- _TRY IT_:
Each line of the material below with the word "JSON" is to be reported.

EXTRACTED INFORMATION section start

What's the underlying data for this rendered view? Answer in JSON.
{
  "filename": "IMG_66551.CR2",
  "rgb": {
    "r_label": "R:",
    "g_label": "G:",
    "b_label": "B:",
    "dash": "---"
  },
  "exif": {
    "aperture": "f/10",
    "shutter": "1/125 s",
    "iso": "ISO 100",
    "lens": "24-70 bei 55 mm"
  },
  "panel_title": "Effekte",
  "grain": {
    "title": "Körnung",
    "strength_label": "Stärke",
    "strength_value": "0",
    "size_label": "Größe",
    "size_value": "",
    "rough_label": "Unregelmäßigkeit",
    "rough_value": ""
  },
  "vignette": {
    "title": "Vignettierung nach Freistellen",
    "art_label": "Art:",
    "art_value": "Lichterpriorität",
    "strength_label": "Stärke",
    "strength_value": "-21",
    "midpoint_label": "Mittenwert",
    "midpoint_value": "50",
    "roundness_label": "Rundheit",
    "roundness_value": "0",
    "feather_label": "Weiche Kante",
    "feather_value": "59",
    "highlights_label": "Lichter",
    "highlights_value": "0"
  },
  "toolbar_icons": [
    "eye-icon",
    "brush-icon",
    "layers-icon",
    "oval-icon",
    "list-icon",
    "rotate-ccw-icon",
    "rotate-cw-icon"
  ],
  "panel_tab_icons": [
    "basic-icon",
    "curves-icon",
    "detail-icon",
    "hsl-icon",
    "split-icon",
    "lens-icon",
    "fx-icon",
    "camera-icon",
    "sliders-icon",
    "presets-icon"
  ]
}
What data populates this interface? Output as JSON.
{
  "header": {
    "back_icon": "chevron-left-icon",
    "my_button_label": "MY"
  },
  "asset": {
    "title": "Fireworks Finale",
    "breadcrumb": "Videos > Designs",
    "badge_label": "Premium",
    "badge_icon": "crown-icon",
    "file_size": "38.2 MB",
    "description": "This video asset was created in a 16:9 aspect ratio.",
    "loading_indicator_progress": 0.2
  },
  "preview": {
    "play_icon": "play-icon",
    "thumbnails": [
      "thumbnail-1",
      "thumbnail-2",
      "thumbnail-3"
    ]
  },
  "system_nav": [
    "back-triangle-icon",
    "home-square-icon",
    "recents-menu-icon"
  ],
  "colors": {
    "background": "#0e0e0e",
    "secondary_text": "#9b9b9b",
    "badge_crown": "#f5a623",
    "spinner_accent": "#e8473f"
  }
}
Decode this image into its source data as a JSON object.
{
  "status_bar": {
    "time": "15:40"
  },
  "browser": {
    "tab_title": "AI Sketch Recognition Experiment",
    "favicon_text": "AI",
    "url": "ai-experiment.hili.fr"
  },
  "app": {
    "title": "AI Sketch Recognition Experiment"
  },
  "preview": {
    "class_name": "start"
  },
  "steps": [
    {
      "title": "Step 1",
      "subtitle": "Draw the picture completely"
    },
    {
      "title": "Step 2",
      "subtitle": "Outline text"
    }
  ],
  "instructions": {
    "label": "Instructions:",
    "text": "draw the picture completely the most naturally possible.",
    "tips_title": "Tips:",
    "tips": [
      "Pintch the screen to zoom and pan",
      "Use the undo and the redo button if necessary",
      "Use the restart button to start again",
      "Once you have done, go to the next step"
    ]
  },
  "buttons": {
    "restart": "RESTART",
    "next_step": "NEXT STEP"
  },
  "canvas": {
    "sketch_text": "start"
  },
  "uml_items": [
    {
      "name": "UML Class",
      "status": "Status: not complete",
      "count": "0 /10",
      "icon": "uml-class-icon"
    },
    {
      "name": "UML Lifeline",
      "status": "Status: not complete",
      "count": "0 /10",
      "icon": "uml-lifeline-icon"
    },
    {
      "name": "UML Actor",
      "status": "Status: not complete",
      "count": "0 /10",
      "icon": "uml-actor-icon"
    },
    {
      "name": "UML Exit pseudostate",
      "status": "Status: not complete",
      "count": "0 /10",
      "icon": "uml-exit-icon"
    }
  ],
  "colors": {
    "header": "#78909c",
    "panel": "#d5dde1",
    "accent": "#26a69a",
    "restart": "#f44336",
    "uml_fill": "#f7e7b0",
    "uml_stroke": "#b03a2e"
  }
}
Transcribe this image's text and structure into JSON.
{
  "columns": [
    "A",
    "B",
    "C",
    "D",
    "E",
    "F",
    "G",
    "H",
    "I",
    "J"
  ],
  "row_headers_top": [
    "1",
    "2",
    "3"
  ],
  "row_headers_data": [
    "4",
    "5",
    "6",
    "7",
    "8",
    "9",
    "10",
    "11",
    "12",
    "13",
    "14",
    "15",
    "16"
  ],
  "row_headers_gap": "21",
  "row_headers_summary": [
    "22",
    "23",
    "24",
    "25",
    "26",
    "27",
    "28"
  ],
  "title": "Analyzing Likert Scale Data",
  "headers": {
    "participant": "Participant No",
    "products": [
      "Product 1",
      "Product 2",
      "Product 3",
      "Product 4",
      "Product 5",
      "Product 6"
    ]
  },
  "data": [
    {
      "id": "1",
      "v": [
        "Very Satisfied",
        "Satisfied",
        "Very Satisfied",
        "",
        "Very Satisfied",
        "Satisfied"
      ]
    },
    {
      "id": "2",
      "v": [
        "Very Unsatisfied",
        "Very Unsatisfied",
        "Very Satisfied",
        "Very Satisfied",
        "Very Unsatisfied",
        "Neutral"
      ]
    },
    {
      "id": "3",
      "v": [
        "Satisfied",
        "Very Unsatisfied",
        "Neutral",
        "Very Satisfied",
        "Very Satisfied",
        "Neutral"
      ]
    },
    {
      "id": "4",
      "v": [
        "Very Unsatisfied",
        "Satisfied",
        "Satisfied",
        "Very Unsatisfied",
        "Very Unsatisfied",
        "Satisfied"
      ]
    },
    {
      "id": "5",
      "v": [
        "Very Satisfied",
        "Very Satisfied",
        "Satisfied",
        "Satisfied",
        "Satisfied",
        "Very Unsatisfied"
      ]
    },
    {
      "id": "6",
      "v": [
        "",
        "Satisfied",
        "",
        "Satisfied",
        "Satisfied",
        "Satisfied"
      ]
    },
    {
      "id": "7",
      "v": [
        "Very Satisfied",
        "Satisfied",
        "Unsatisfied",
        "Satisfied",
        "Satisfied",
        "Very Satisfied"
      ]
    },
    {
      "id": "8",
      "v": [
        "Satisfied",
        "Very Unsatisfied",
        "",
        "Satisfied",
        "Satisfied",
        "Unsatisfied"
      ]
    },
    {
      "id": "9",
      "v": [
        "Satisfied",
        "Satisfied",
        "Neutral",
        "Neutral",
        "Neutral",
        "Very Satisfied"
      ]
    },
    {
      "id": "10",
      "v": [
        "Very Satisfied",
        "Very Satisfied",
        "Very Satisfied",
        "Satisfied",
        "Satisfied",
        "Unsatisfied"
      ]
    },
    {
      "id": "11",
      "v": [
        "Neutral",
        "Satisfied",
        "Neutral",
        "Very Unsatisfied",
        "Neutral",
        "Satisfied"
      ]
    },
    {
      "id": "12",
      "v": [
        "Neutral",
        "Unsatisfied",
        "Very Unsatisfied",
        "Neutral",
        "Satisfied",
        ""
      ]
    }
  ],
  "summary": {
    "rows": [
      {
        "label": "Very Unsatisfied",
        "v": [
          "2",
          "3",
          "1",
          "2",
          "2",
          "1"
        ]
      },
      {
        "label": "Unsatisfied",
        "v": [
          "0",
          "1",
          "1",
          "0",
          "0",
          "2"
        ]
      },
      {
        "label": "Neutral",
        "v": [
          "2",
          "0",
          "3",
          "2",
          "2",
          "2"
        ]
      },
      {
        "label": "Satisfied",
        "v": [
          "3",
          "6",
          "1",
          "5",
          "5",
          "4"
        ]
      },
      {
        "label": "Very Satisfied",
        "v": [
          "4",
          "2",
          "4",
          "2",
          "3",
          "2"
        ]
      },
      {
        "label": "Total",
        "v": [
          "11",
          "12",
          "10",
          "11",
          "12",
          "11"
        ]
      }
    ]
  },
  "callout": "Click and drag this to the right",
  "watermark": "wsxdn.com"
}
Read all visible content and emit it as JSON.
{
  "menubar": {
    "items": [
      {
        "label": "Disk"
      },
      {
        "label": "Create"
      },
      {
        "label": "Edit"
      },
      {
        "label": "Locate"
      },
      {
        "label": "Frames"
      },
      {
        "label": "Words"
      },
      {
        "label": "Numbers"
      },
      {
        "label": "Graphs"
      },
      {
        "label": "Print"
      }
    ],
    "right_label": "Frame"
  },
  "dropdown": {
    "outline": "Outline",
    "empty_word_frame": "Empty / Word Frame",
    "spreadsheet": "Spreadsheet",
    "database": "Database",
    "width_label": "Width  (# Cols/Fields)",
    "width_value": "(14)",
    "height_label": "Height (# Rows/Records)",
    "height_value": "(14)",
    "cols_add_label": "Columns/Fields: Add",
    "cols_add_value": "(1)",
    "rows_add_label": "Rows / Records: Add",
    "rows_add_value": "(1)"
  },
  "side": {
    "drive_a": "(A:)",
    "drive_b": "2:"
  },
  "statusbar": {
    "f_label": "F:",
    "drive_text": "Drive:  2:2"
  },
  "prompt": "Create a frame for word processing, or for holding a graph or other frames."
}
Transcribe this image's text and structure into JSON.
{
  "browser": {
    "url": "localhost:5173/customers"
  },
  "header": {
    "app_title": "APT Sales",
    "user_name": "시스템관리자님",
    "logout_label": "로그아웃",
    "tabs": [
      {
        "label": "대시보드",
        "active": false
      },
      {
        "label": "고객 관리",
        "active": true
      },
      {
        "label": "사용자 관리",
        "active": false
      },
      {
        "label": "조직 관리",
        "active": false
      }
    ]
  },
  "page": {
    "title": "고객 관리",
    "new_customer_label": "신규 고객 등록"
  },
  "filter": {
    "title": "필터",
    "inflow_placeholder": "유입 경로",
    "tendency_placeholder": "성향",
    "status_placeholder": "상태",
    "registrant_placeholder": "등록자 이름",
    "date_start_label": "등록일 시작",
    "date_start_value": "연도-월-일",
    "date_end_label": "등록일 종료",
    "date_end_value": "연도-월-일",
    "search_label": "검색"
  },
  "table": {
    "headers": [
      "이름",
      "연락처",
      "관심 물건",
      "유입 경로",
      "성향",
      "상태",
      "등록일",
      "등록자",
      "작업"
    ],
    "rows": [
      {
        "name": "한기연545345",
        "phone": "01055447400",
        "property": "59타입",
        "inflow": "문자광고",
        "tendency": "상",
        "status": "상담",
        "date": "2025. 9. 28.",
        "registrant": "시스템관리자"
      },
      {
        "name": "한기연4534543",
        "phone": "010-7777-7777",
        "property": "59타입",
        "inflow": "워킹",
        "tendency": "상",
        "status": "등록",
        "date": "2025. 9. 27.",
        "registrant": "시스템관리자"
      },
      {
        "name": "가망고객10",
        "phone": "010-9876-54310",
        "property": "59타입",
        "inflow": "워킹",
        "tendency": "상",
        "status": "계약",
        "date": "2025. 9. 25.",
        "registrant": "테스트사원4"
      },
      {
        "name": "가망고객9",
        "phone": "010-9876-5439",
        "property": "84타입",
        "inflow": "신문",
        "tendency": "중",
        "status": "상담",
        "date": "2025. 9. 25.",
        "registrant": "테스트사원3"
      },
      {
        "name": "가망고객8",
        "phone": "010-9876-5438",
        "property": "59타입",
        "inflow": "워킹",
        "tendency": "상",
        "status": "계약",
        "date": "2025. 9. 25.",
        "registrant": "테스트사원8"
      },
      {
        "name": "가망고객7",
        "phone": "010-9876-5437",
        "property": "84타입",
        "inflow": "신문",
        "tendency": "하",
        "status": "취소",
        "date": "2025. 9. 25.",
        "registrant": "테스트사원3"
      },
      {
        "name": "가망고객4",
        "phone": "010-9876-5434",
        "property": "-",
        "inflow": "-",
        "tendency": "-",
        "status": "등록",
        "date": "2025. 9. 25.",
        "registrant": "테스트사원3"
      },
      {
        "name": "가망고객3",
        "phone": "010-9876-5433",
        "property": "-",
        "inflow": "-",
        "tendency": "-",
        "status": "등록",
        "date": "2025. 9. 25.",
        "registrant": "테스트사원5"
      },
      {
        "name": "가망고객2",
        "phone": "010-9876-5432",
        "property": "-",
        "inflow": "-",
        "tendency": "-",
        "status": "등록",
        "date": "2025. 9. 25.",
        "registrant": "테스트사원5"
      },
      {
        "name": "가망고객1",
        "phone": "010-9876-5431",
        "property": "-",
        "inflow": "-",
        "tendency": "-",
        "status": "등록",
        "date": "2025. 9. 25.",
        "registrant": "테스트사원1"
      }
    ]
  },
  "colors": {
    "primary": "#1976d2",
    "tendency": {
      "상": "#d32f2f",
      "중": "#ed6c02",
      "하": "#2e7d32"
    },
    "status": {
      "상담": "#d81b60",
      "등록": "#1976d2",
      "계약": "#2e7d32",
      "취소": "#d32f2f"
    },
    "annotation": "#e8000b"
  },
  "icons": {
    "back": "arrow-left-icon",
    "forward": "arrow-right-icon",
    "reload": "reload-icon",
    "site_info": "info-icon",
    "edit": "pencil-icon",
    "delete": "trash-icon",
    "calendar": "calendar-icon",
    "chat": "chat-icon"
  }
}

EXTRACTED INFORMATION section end

- _EXERCISE ANSWER_:
What's the underlying data for this rendered view? Answer in JSON.
What data populates this interface? Output as JSON.
Decode this image into its source data as a JSON object.
Transcribe this image's text and structure into JSON.
Read all visible content and emit it as JSON.
Transcribe this image's text and structure into JSON.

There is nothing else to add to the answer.